Data for this task
*-*-*

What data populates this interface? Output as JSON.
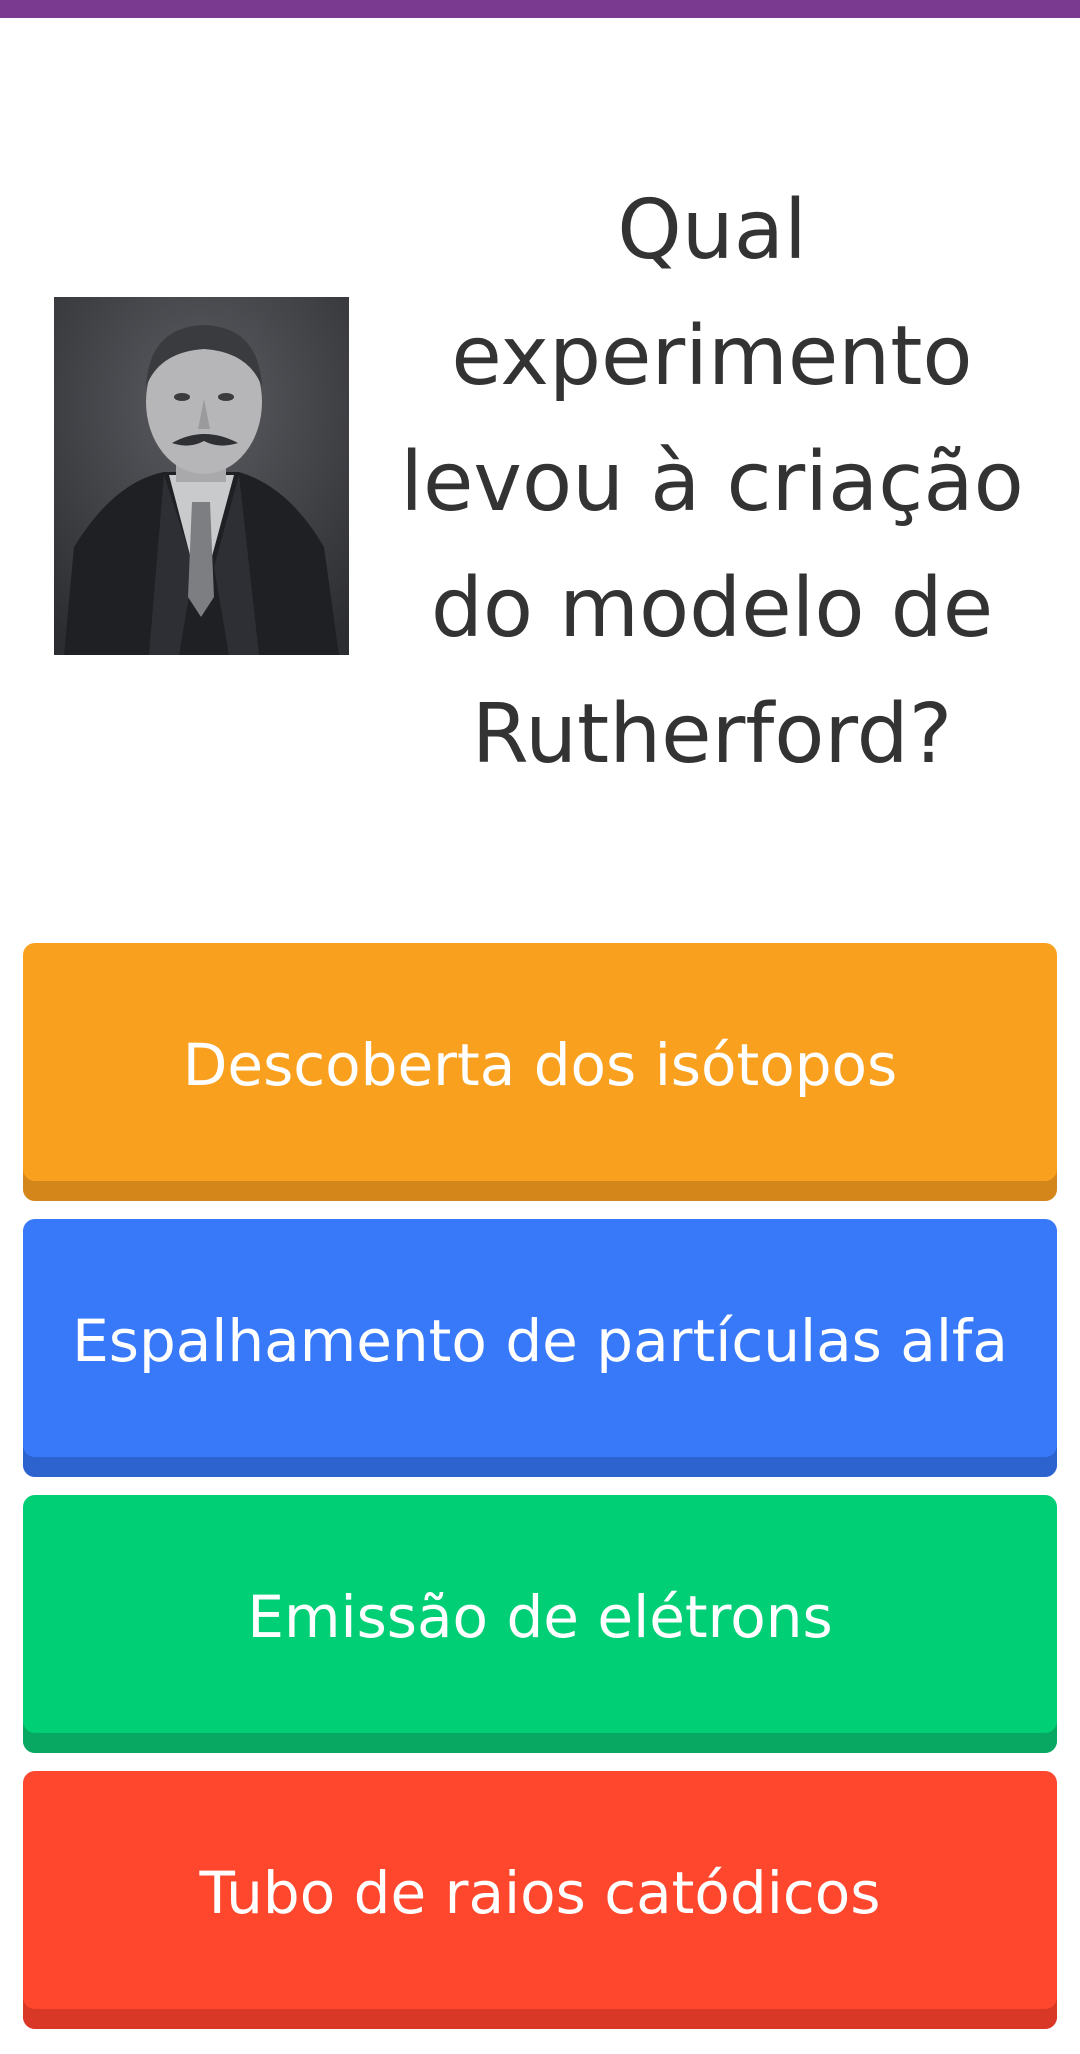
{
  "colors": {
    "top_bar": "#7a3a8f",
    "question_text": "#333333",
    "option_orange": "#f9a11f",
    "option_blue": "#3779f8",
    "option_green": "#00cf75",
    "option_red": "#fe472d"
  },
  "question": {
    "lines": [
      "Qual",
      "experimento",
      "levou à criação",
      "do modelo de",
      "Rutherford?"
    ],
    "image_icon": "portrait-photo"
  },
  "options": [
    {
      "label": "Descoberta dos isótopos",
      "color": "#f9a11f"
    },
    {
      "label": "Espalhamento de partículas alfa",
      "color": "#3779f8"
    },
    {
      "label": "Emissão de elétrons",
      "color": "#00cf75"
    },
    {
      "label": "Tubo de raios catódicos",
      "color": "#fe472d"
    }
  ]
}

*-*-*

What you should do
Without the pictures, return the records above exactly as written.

Written response
What data populates this interface? Output as JSON.
{
  "colors": {
    "top_bar": "#7a3a8f",
    "question_text": "#333333",
    "option_orange": "#f9a11f",
    "option_blue": "#3779f8",
    "option_green": "#00cf75",
    "option_red": "#fe472d"
  },
  "question": {
    "lines": [
      "Qual",
      "experimento",
      "levou à criação",
      "do modelo de",
      "Rutherford?"
    ],
    "image_icon": "portrait-photo"
  },
  "options": [
    {
      "label": "Descoberta dos isótopos",
      "color": "#f9a11f"
    },
    {
      "label": "Espalhamento de partículas alfa",
      "color": "#3779f8"
    },
    {
      "label": "Emissão de elétrons",
      "color": "#00cf75"
    },
    {
      "label": "Tubo de raios catódicos",
      "color": "#fe472d"
    }
  ]
}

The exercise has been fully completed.